The last group of people could be the people that could be in most trouble. The happiness they experience is short term and in order to feel happy again they keep buying stuff. Yet, it’s not that easy state that people that don’t own that much stuff are happier.

As I’ve writnen before, it’s better to ask yourself if you really need something, or.. the quote Marie Kondo: “does it spark joy’

Taking care of the items in your life takes energy. You need to clean them, put them away or maintain them. If you don’t feel happy with yourself you can tell by the state of your house. When I feel bad about myself, I leave laundry out to dry to long or don’t do dishes. So another question you can ask yourself is: “do I have to energy to take care of this item’.

According to a Dutch ‘cleaning coach’ it’s hard to get rid of stuff because we feel restless inside when we get rid of stuff, we have the tendasy to hang on to stuff. Where does this need to keep stuff come from? The answer to this question comes from looking at hoarders. They give emotional value to stuff that seem useless to other people, like old news papper. Getting rid of these items often isn’t an option for them and you can see them get fysically unwell when they do.

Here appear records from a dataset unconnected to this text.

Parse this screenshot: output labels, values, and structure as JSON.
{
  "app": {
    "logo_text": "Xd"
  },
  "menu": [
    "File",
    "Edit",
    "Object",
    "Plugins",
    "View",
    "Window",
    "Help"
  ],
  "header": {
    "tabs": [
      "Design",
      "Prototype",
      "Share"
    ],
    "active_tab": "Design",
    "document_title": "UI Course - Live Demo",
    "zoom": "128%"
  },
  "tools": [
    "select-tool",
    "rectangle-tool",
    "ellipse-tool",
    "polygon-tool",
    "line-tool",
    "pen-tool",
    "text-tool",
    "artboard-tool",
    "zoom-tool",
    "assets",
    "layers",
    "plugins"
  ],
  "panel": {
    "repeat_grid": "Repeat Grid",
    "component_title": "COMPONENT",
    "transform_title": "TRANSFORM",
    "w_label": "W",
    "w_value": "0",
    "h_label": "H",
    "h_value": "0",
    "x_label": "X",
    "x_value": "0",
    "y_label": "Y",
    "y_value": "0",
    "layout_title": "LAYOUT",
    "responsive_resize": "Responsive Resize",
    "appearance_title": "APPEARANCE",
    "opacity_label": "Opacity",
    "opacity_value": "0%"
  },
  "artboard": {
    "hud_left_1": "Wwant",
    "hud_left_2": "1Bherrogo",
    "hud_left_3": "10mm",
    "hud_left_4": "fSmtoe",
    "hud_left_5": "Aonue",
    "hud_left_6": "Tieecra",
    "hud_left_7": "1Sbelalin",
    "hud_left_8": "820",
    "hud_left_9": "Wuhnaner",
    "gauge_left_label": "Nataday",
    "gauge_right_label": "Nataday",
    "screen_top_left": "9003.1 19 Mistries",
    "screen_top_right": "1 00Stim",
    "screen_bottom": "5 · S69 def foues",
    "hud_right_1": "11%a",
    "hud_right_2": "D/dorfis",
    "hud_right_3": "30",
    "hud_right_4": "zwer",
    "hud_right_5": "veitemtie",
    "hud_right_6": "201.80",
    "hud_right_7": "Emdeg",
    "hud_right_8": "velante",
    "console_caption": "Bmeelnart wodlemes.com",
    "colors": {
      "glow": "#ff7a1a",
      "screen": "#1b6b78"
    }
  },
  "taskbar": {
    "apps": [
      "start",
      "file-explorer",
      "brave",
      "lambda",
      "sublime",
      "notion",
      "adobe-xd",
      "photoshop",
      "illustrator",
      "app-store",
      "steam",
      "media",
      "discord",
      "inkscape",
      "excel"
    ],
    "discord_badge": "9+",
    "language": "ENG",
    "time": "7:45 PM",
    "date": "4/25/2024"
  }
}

Living with less stuff isn’t easy, since we biologically wired to give emotional value to stuff that other people think don’t have value. Think about that ring your grandmother gave you. Or in my case: my car. My representation of being a independent


Living with less has made me happy, but I do admit it’s not always easy. If I’m on Facebook and the Zara/Mango/Asos-page says there is a sale, I’m always looking anyways and I often put something in my basket. A lot of the times I decide not to buy it (90-95%), because I do realize I might just buy that shirt I sort of like because it’s only 15 euro’s instead of 30. But it helps getting rid of the stupid stuff that I really aren’t that attached to, like those cardboard VR-glasses I got from work or the manuals of I items I no longer own